Items from an interface collection:
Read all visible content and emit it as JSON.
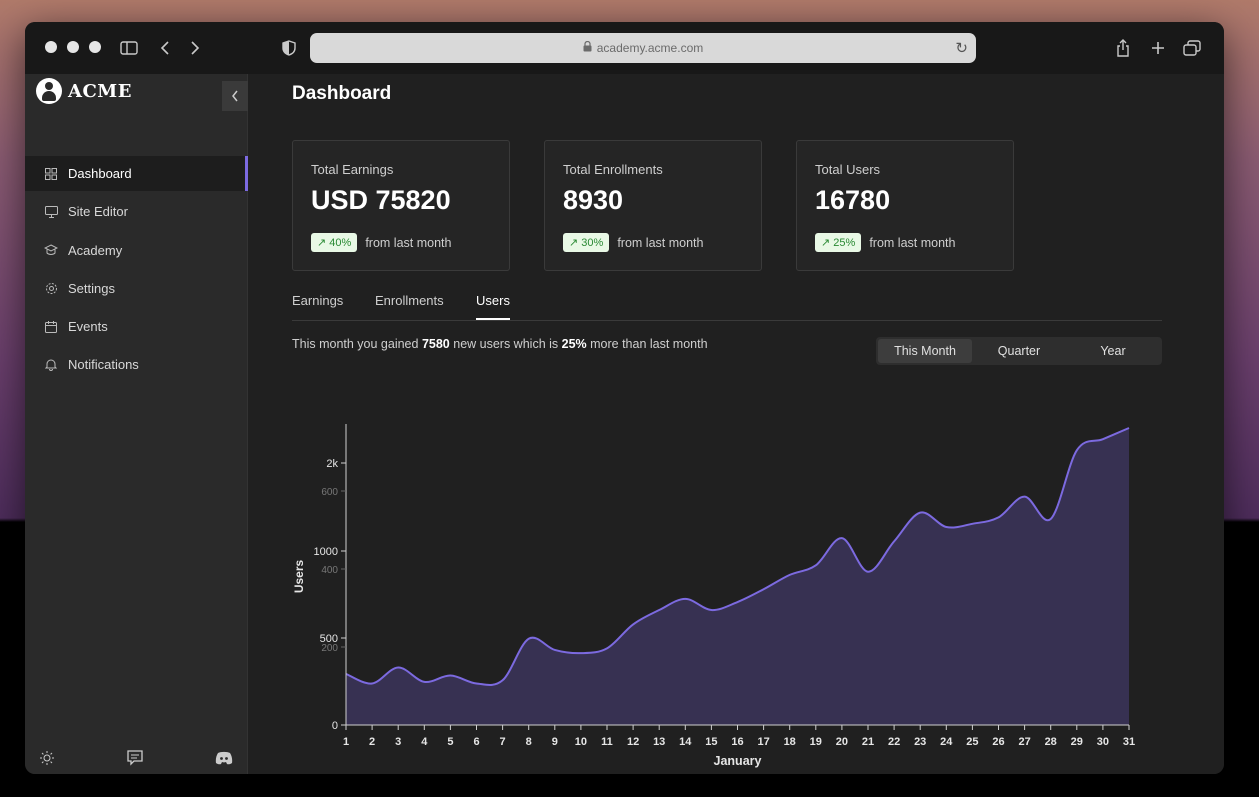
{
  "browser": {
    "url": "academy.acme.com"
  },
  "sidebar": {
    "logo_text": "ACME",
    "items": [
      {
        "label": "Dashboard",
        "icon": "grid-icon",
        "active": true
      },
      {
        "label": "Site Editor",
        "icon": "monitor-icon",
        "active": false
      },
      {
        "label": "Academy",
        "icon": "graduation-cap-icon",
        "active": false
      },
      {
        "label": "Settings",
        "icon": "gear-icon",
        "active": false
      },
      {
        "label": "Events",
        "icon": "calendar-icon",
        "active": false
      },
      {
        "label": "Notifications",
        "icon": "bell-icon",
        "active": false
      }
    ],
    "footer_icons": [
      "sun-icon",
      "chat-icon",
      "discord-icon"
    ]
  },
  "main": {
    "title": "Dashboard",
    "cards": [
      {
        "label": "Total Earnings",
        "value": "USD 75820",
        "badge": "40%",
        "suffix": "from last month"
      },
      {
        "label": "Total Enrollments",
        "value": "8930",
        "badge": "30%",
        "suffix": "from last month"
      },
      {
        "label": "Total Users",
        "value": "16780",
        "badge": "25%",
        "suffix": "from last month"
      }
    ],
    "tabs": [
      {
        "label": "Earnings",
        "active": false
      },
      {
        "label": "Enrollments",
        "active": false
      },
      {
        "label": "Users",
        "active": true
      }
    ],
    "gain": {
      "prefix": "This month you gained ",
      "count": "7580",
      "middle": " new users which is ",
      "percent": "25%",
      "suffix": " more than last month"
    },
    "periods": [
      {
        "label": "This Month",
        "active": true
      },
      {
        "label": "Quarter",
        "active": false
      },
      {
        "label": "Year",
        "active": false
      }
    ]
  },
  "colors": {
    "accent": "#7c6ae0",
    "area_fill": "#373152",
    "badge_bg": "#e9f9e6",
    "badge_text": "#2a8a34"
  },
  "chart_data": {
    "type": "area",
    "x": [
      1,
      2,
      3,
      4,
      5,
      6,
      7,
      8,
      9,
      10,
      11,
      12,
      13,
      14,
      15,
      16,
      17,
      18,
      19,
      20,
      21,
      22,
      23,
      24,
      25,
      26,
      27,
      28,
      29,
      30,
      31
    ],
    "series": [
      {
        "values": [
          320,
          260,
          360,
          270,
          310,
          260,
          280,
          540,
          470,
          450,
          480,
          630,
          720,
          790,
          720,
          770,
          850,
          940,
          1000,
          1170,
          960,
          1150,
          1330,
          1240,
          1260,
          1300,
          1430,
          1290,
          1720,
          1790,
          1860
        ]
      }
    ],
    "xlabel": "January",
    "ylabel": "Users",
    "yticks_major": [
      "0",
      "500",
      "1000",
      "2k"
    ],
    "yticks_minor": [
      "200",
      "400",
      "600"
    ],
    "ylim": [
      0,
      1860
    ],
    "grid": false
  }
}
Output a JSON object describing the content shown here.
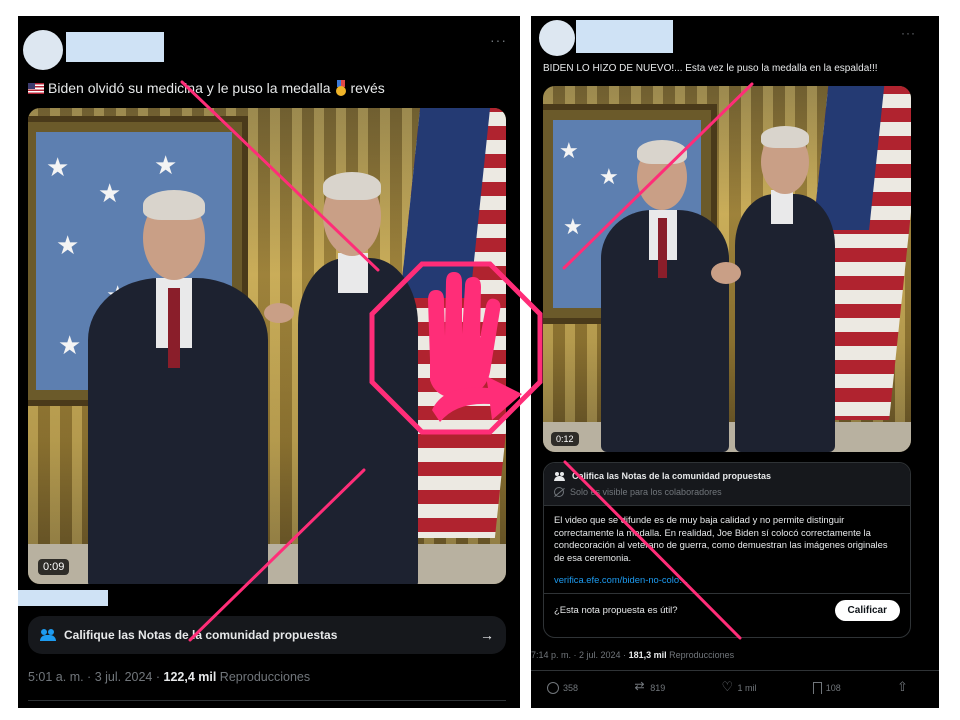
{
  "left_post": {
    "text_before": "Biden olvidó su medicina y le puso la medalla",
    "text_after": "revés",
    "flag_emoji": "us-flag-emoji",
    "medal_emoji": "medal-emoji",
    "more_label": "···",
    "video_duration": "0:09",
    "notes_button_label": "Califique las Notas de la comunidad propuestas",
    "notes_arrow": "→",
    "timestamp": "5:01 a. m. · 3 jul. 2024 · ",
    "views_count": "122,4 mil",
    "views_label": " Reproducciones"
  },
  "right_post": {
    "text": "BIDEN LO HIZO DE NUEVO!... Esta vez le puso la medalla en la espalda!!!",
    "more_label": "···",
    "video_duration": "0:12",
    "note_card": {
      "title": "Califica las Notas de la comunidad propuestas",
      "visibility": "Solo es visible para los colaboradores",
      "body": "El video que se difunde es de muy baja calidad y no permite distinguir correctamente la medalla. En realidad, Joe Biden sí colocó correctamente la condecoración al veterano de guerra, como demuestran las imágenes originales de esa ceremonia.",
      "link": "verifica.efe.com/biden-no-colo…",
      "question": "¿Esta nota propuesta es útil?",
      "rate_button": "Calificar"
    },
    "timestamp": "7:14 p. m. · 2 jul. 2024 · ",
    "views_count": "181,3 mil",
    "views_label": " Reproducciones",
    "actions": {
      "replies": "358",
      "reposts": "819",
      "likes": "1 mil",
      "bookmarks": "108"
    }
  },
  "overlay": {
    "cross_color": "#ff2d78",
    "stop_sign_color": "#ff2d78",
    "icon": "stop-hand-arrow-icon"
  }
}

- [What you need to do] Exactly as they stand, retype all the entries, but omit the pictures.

- [Answer for this exercise]
Read all visible content and emit it as JSON.
{
  "browser": {
    "url": "academy.acme.com"
  },
  "sidebar": {
    "logo_text": "ACME",
    "items": [
      {
        "label": "Dashboard",
        "icon": "grid-icon",
        "active": true
      },
      {
        "label": "Site Editor",
        "icon": "monitor-icon",
        "active": false
      },
      {
        "label": "Academy",
        "icon": "graduation-cap-icon",
        "active": false
      },
      {
        "label": "Settings",
        "icon": "gear-icon",
        "active": false
      },
      {
        "label": "Events",
        "icon": "calendar-icon",
        "active": false
      },
      {
        "label": "Notifications",
        "icon": "bell-icon",
        "active": false
      }
    ],
    "footer_icons": [
      "sun-icon",
      "chat-icon",
      "discord-icon"
    ]
  },
  "main": {
    "title": "Dashboard",
    "cards": [
      {
        "label": "Total Earnings",
        "value": "USD 75820",
        "badge": "40%",
        "suffix": "from last month"
      },
      {
        "label": "Total Enrollments",
        "value": "8930",
        "badge": "30%",
        "suffix": "from last month"
      },
      {
        "label": "Total Users",
        "value": "16780",
        "badge": "25%",
        "suffix": "from last month"
      }
    ],
    "tabs": [
      {
        "label": "Earnings",
        "active": false
      },
      {
        "label": "Enrollments",
        "active": false
      },
      {
        "label": "Users",
        "active": true
      }
    ],
    "gain": {
      "prefix": "This month you gained ",
      "count": "7580",
      "middle": " new users which is ",
      "percent": "25%",
      "suffix": " more than last month"
    },
    "periods": [
      {
        "label": "This Month",
        "active": true
      },
      {
        "label": "Quarter",
        "active": false
      },
      {
        "label": "Year",
        "active": false
      }
    ]
  },
  "colors": {
    "accent": "#7c6ae0",
    "area_fill": "#373152",
    "badge_bg": "#e9f9e6",
    "badge_text": "#2a8a34"
  },
  "chart_data": {
    "type": "area",
    "x": [
      1,
      2,
      3,
      4,
      5,
      6,
      7,
      8,
      9,
      10,
      11,
      12,
      13,
      14,
      15,
      16,
      17,
      18,
      19,
      20,
      21,
      22,
      23,
      24,
      25,
      26,
      27,
      28,
      29,
      30,
      31
    ],
    "series": [
      {
        "values": [
          320,
          260,
          360,
          270,
          310,
          260,
          280,
          540,
          470,
          450,
          480,
          630,
          720,
          790,
          720,
          770,
          850,
          940,
          1000,
          1170,
          960,
          1150,
          1330,
          1240,
          1260,
          1300,
          1430,
          1290,
          1720,
          1790,
          1860
        ]
      }
    ],
    "xlabel": "January",
    "ylabel": "Users",
    "yticks_major": [
      "0",
      "500",
      "1000",
      "2k"
    ],
    "yticks_minor": [
      "200",
      "400",
      "600"
    ],
    "ylim": [
      0,
      1860
    ],
    "grid": false
  }
}
Output a JSON object describing the content shown here.
{
  "left_post": {
    "text_before": "Biden olvidó su medicina y le puso la medalla",
    "text_after": "revés",
    "flag_emoji": "us-flag-emoji",
    "medal_emoji": "medal-emoji",
    "more_label": "···",
    "video_duration": "0:09",
    "notes_button_label": "Califique las Notas de la comunidad propuestas",
    "notes_arrow": "→",
    "timestamp": "5:01 a. m. · 3 jul. 2024 · ",
    "views_count": "122,4 mil",
    "views_label": " Reproducciones"
  },
  "right_post": {
    "text": "BIDEN LO HIZO DE NUEVO!... Esta vez le puso la medalla en la espalda!!!",
    "more_label": "···",
    "video_duration": "0:12",
    "note_card": {
      "title": "Califica las Notas de la comunidad propuestas",
      "visibility": "Solo es visible para los colaboradores",
      "body": "El video que se difunde es de muy baja calidad y no permite distinguir correctamente la medalla. En realidad, Joe Biden sí colocó correctamente la condecoración al veterano de guerra, como demuestran las imágenes originales de esa ceremonia.",
      "link": "verifica.efe.com/biden-no-colo…",
      "question": "¿Esta nota propuesta es útil?",
      "rate_button": "Calificar"
    },
    "timestamp": "7:14 p. m. · 2 jul. 2024 · ",
    "views_count": "181,3 mil",
    "views_label": " Reproducciones",
    "actions": {
      "replies": "358",
      "reposts": "819",
      "likes": "1 mil",
      "bookmarks": "108"
    }
  },
  "overlay": {
    "cross_color": "#ff2d78",
    "stop_sign_color": "#ff2d78",
    "icon": "stop-hand-arrow-icon"
  }
}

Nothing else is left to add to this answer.